Musings on the worlds of aviation, military and international affairs.
With reviews of books that cover these topics
A beautifully produced book, which does the subject justice. Morris Meredith Williams was an art master at Fettes (Blair’s alma mater) when World War One started. He eventually succeeded in joining the army, and was commissioned into the 17th Bn of the Welsh Regiment. He saw service in the Loos, Arras, Somme region in 1916/7.

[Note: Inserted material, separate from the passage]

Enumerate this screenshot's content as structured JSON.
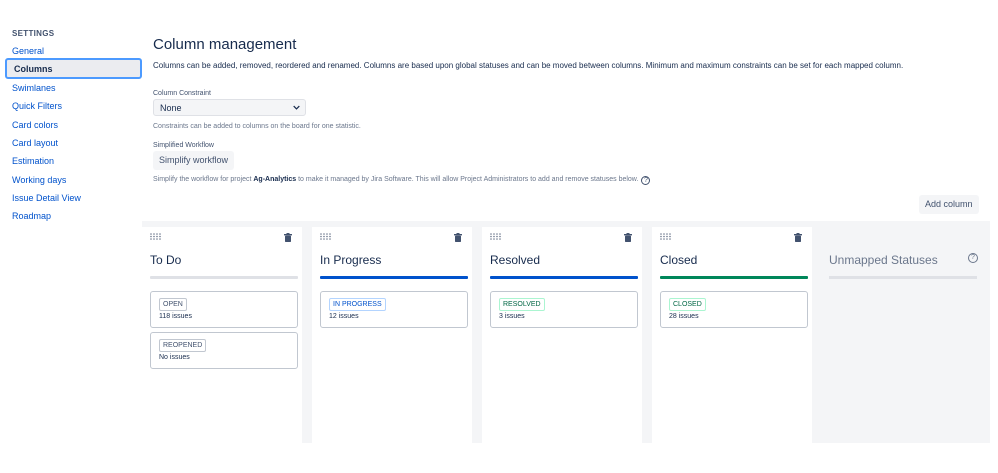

Photography in the trenches was officially banned, but this did not prevent some officers taking some fascinating shots – see my review of Fred’s War here. But painting and sketching could not be banned, and Morris saw the war through his artist’s eye. The bulk of this book is illustrated with his highly evocative pencil sketches, with occasionally an oil or watercolour, done from these sketches after the war. His style is soft, almost romantic, and in sharp contrast to the angularity and anger of some better known WW1 artists such as Paul Nash. Morris’ portraits have more affinity with, say, Orpen.
The illustrations are interspersed with letters to and from Morris to his wife, Alice, a sculptor. These can descend to the domestic and banal, but have some interest. The author is indirectly descended from Morris’ second wife, from whom she presumably inherited the material.
Morris was so keen to do justice to the scenes that he had witnessed that he lobbied hard to become one of the few official artists to be allowed to revisit the battlefields after the Armistice. It was this that enabled his major works to be done at more leisure. Many of the illustrations are sourced as coming from “A Private Collection” – all I can say is that there are some lucky private collectors about!